◆ **YOUR ASSIGNMENT**
Your copy of the data should match it exactly, leaving out only the pictures.

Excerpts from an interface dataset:

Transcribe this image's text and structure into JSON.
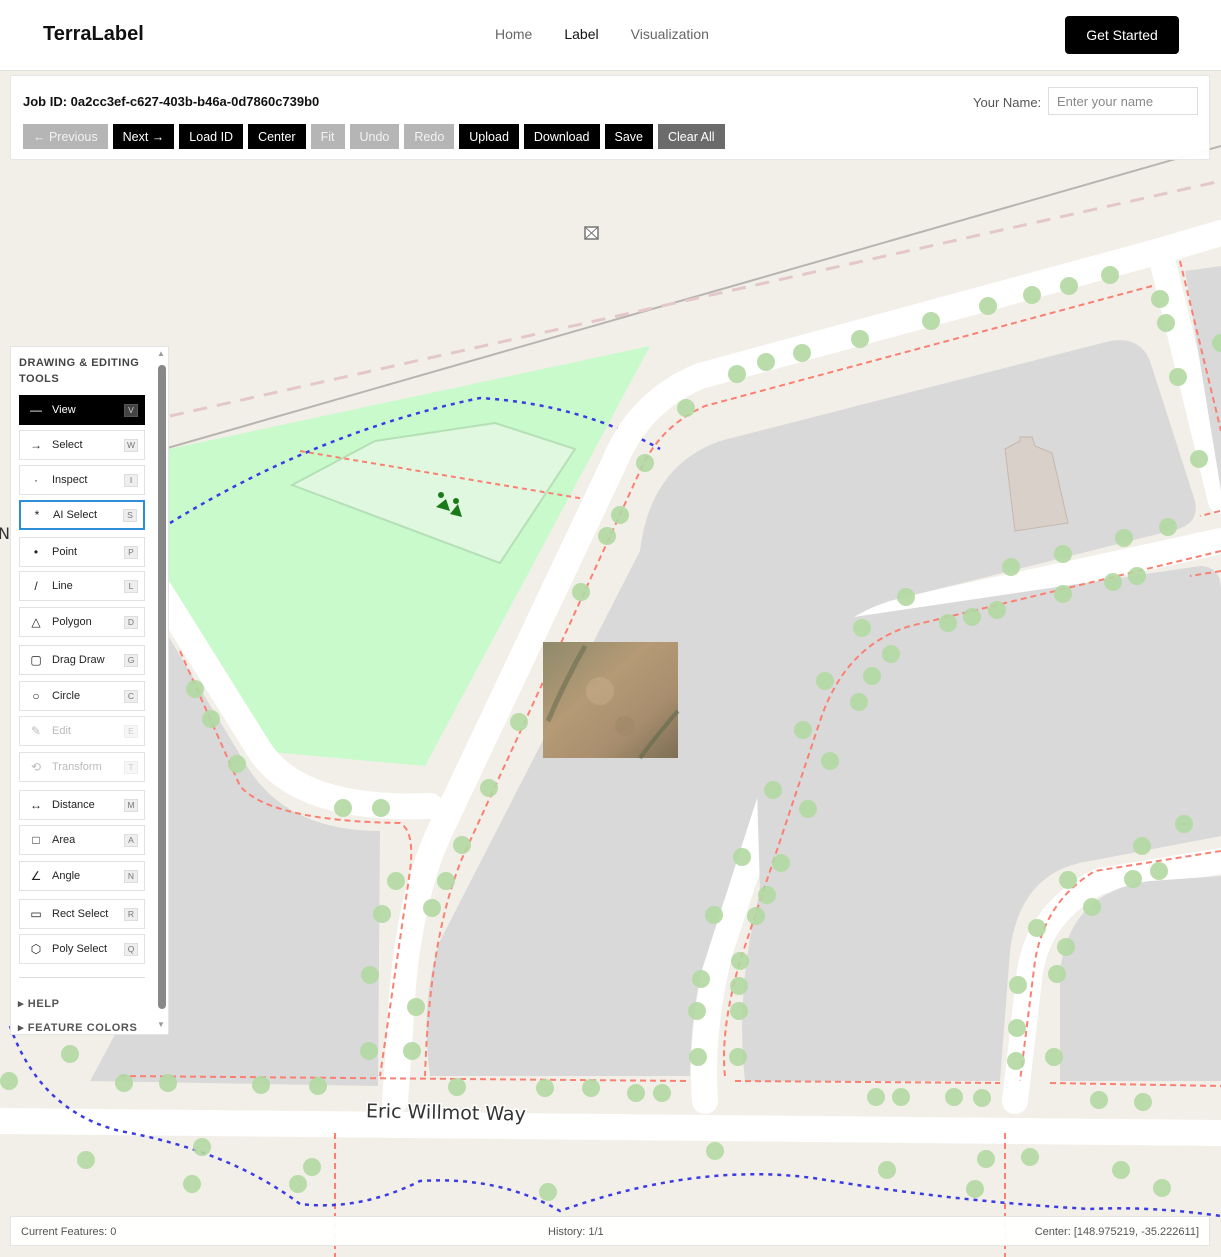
{
  "header": {
    "brand": "TerraLabel",
    "nav": [
      "Home",
      "Label",
      "Visualization"
    ],
    "active_nav": "Label",
    "cta": "Get Started"
  },
  "job": {
    "id_text": "Job ID: 0a2cc3ef-c627-403b-b46a-0d7860c739b0",
    "name_label": "Your Name:",
    "name_placeholder": "Enter your name",
    "name_value": ""
  },
  "toolbar": {
    "buttons": [
      {
        "label": "← Previous",
        "state": "disabled"
      },
      {
        "label": "Next →",
        "state": "enabled"
      },
      {
        "label": "Load ID",
        "state": "enabled"
      },
      {
        "label": "Center",
        "state": "enabled"
      },
      {
        "label": "Fit",
        "state": "disabled"
      },
      {
        "label": "Undo",
        "state": "disabled"
      },
      {
        "label": "Redo",
        "state": "disabled"
      },
      {
        "label": "Upload",
        "state": "enabled"
      },
      {
        "label": "Download",
        "state": "enabled"
      },
      {
        "label": "Save",
        "state": "enabled"
      },
      {
        "label": "Clear All",
        "state": "secondary"
      }
    ]
  },
  "tools": {
    "title": "DRAWING & EDITING TOOLS",
    "items": [
      {
        "label": "View",
        "key": "V",
        "icon": "—",
        "icon_name": "view-icon",
        "state": "selected"
      },
      {
        "label": "Select",
        "key": "W",
        "icon": "→",
        "icon_name": "arrow-icon",
        "state": "normal"
      },
      {
        "label": "Inspect",
        "key": "I",
        "icon": "·",
        "icon_name": "dot-icon",
        "state": "normal"
      },
      {
        "label": "AI Select",
        "key": "S",
        "icon": "*",
        "icon_name": "asterisk-icon",
        "state": "focused"
      },
      {
        "label": "Point",
        "key": "P",
        "icon": "•",
        "icon_name": "point-icon",
        "state": "normal"
      },
      {
        "label": "Line",
        "key": "L",
        "icon": "/",
        "icon_name": "line-icon",
        "state": "normal"
      },
      {
        "label": "Polygon",
        "key": "D",
        "icon": "△",
        "icon_name": "triangle-icon",
        "state": "normal"
      },
      {
        "label": "Drag Draw",
        "key": "G",
        "icon": "▢",
        "icon_name": "rounded-square-icon",
        "state": "normal"
      },
      {
        "label": "Circle",
        "key": "C",
        "icon": "○",
        "icon_name": "circle-icon",
        "state": "normal"
      },
      {
        "label": "Edit",
        "key": "E",
        "icon": "✎",
        "icon_name": "pencil-icon",
        "state": "disabled"
      },
      {
        "label": "Transform",
        "key": "T",
        "icon": "⟲",
        "icon_name": "rotate-icon",
        "state": "disabled"
      },
      {
        "label": "Distance",
        "key": "M",
        "icon": "↔",
        "icon_name": "measure-distance-icon",
        "state": "normal"
      },
      {
        "label": "Area",
        "key": "A",
        "icon": "□",
        "icon_name": "square-icon",
        "state": "normal"
      },
      {
        "label": "Angle",
        "key": "N",
        "icon": "∠",
        "icon_name": "angle-icon",
        "state": "normal"
      },
      {
        "label": "Rect Select",
        "key": "R",
        "icon": "▭",
        "icon_name": "rectangle-icon",
        "state": "normal"
      },
      {
        "label": "Poly Select",
        "key": "Q",
        "icon": "⬡",
        "icon_name": "hexagon-icon",
        "state": "normal"
      }
    ],
    "sections": [
      "▸ HELP",
      "▸ FEATURE COLORS"
    ]
  },
  "map": {
    "street_label": "Eric Willmot Way",
    "edge_label": "N"
  },
  "status": {
    "features": "Current Features: 0",
    "history": "History: 1/1",
    "center": "Center: [148.975219, -35.222611]"
  },
  "colors": {
    "selected_tool_bg": "#000000",
    "ai_select_border": "#2d8ed6",
    "park_fill": "#c8facc",
    "block_fill": "#d9d9d9",
    "sidewalk_dash": "#fa8072",
    "path_dash": "#3a3ae6",
    "tree": "#a9d39a"
  }
}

◆ **SOLUTION TO THIS PROBLEM**
Transcribe this image's text and structure into JSON.
{
  "header": {
    "brand": "TerraLabel",
    "nav": [
      "Home",
      "Label",
      "Visualization"
    ],
    "active_nav": "Label",
    "cta": "Get Started"
  },
  "job": {
    "id_text": "Job ID: 0a2cc3ef-c627-403b-b46a-0d7860c739b0",
    "name_label": "Your Name:",
    "name_placeholder": "Enter your name",
    "name_value": ""
  },
  "toolbar": {
    "buttons": [
      {
        "label": "← Previous",
        "state": "disabled"
      },
      {
        "label": "Next →",
        "state": "enabled"
      },
      {
        "label": "Load ID",
        "state": "enabled"
      },
      {
        "label": "Center",
        "state": "enabled"
      },
      {
        "label": "Fit",
        "state": "disabled"
      },
      {
        "label": "Undo",
        "state": "disabled"
      },
      {
        "label": "Redo",
        "state": "disabled"
      },
      {
        "label": "Upload",
        "state": "enabled"
      },
      {
        "label": "Download",
        "state": "enabled"
      },
      {
        "label": "Save",
        "state": "enabled"
      },
      {
        "label": "Clear All",
        "state": "secondary"
      }
    ]
  },
  "tools": {
    "title": "DRAWING & EDITING TOOLS",
    "items": [
      {
        "label": "View",
        "key": "V",
        "icon": "—",
        "icon_name": "view-icon",
        "state": "selected"
      },
      {
        "label": "Select",
        "key": "W",
        "icon": "→",
        "icon_name": "arrow-icon",
        "state": "normal"
      },
      {
        "label": "Inspect",
        "key": "I",
        "icon": "·",
        "icon_name": "dot-icon",
        "state": "normal"
      },
      {
        "label": "AI Select",
        "key": "S",
        "icon": "*",
        "icon_name": "asterisk-icon",
        "state": "focused"
      },
      {
        "label": "Point",
        "key": "P",
        "icon": "•",
        "icon_name": "point-icon",
        "state": "normal"
      },
      {
        "label": "Line",
        "key": "L",
        "icon": "/",
        "icon_name": "line-icon",
        "state": "normal"
      },
      {
        "label": "Polygon",
        "key": "D",
        "icon": "△",
        "icon_name": "triangle-icon",
        "state": "normal"
      },
      {
        "label": "Drag Draw",
        "key": "G",
        "icon": "▢",
        "icon_name": "rounded-square-icon",
        "state": "normal"
      },
      {
        "label": "Circle",
        "key": "C",
        "icon": "○",
        "icon_name": "circle-icon",
        "state": "normal"
      },
      {
        "label": "Edit",
        "key": "E",
        "icon": "✎",
        "icon_name": "pencil-icon",
        "state": "disabled"
      },
      {
        "label": "Transform",
        "key": "T",
        "icon": "⟲",
        "icon_name": "rotate-icon",
        "state": "disabled"
      },
      {
        "label": "Distance",
        "key": "M",
        "icon": "↔",
        "icon_name": "measure-distance-icon",
        "state": "normal"
      },
      {
        "label": "Area",
        "key": "A",
        "icon": "□",
        "icon_name": "square-icon",
        "state": "normal"
      },
      {
        "label": "Angle",
        "key": "N",
        "icon": "∠",
        "icon_name": "angle-icon",
        "state": "normal"
      },
      {
        "label": "Rect Select",
        "key": "R",
        "icon": "▭",
        "icon_name": "rectangle-icon",
        "state": "normal"
      },
      {
        "label": "Poly Select",
        "key": "Q",
        "icon": "⬡",
        "icon_name": "hexagon-icon",
        "state": "normal"
      }
    ],
    "sections": [
      "▸ HELP",
      "▸ FEATURE COLORS"
    ]
  },
  "map": {
    "street_label": "Eric Willmot Way",
    "edge_label": "N"
  },
  "status": {
    "features": "Current Features: 0",
    "history": "History: 1/1",
    "center": "Center: [148.975219, -35.222611]"
  },
  "colors": {
    "selected_tool_bg": "#000000",
    "ai_select_border": "#2d8ed6",
    "park_fill": "#c8facc",
    "block_fill": "#d9d9d9",
    "sidewalk_dash": "#fa8072",
    "path_dash": "#3a3ae6",
    "tree": "#a9d39a"
  }
}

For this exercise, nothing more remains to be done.